“If clear rules are the first essential component of a good fuel-card management system then the second is a monitoring/auditing system in which each vehicle’s statements are routinely checked by administrators responsible for the routine checks, who know the system and can flag irregularities.”
Rules for administrators, too:
• Unused cards must be destroyed.
• Cards must be retrieved when a vehicle is sold or when a driver leaves the company.
• Limit the number of administrators allowed to override declined transactions; set up oversight.
Molapo again: “A solid monitoring system will include regular comparisons between each vehicle's fuel consumption and the national average rand-per-kilometre for the same make and model. Higher fuel consumption may indicate fuel-card abuse, or at least a problem with the vehicle."
Monitoring a fuel-card system should be not only be a task but also a responsibility. When every irregularity is queried and followed up with the driver - no matter how small - you are conveying the message that fuel-card abuse is simply not worth it.
Molapo said: “Follow through when a driver is under heavy suspicion of abuse. Letting him quietly resign because laying a criminal charge seems to be too much hassle tells other drivers they can get off lightly. Spending time and even money investigating fraud can save a fleet a lot more by making it clear to drivers that fraud will not be tolerated.”
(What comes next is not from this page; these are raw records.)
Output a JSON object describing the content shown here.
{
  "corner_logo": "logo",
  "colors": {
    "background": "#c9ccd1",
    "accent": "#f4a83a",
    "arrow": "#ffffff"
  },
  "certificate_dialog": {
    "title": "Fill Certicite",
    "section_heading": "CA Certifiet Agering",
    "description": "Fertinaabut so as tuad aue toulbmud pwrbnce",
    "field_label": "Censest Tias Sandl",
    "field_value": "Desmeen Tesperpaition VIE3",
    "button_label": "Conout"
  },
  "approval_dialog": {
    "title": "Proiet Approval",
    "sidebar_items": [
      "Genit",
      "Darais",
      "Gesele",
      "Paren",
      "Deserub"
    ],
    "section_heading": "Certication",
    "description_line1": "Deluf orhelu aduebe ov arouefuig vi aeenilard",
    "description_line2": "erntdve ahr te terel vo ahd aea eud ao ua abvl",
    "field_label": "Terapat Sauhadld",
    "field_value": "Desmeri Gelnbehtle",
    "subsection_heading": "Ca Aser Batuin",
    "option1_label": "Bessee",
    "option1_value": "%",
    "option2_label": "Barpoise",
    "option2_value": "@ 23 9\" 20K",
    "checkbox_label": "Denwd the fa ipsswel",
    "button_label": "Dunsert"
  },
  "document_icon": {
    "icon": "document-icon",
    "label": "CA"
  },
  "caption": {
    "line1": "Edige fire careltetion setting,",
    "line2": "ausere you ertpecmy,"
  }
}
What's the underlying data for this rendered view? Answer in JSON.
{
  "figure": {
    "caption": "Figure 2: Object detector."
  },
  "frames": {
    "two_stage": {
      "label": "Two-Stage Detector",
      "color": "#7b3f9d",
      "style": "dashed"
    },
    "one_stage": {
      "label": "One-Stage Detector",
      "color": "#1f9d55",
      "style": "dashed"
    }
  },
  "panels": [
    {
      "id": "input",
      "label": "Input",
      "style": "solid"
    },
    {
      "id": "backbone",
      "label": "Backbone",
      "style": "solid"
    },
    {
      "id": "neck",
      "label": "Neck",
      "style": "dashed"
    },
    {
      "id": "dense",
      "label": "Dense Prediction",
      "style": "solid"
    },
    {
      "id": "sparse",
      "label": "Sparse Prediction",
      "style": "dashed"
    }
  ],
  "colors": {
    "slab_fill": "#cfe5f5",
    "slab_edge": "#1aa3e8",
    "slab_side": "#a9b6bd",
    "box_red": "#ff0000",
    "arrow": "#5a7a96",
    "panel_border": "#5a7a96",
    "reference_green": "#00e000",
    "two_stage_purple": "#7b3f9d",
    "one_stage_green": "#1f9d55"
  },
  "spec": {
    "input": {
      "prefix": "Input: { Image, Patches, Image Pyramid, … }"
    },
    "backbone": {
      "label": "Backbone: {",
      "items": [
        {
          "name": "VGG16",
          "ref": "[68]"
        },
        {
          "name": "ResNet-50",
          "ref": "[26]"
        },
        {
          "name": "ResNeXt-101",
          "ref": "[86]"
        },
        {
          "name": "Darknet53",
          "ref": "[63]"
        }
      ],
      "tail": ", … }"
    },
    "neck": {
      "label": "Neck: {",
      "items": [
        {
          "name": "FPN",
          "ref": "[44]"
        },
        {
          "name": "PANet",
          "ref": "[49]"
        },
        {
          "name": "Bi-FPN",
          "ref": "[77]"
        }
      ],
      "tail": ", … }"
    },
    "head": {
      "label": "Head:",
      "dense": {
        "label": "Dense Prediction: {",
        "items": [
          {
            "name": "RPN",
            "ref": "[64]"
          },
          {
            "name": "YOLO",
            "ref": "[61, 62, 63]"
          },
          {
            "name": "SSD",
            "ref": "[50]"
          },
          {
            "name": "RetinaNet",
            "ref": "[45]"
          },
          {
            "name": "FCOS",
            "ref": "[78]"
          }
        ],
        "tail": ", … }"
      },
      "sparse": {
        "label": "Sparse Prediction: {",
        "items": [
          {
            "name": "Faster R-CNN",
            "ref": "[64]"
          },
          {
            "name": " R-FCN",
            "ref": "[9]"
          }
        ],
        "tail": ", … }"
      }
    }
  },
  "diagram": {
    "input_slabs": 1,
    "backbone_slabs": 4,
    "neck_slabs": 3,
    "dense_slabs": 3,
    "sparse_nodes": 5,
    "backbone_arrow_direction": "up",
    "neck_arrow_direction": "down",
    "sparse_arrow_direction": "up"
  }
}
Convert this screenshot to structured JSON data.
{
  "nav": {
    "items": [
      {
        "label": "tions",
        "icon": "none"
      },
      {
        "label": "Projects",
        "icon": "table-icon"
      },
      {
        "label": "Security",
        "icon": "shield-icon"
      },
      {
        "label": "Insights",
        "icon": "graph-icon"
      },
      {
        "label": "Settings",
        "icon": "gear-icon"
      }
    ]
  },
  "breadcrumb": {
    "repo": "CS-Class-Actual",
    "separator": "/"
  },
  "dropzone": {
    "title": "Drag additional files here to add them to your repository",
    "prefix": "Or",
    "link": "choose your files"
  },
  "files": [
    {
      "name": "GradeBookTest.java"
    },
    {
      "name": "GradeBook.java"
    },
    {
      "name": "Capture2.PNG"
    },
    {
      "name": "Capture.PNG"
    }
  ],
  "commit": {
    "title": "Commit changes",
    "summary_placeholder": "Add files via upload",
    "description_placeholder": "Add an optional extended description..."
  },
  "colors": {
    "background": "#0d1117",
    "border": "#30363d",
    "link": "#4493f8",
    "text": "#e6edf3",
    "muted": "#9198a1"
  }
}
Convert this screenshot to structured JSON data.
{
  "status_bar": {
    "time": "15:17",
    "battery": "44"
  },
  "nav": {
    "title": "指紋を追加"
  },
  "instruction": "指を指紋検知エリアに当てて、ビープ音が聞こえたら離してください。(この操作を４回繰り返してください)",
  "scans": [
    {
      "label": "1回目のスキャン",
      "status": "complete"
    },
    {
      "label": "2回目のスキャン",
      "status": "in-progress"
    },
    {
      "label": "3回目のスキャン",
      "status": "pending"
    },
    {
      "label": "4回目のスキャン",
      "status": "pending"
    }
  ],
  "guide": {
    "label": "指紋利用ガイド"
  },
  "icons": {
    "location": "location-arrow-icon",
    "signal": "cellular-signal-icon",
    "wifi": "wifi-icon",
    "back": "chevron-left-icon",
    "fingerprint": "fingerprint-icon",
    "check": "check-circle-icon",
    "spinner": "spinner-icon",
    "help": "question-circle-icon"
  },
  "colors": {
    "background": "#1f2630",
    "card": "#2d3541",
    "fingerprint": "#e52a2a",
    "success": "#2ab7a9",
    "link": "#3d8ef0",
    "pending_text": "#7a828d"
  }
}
Molapo also advises fleet managers determined to reduce fuel-card fraud to consider an effective monitoring system able to validate and authorise fleet transactions on-line. Which, unsurprisingly after all the above, Standard Bank just happens to have...
It automatically checks every transaction against a set of rules:
• Have other items apart from fuel been bought?
• Has a minimum period lapsed since the last refuel?
• Has more fuel been bought than the tank capacity of the vehicle?
• Has the card been registered as lost or stolen?
Molapo said: “The system will automatically decline a transaction that does not fit such pre-programmed criteria and the driver will have to phone to request an override."
And his game will be up...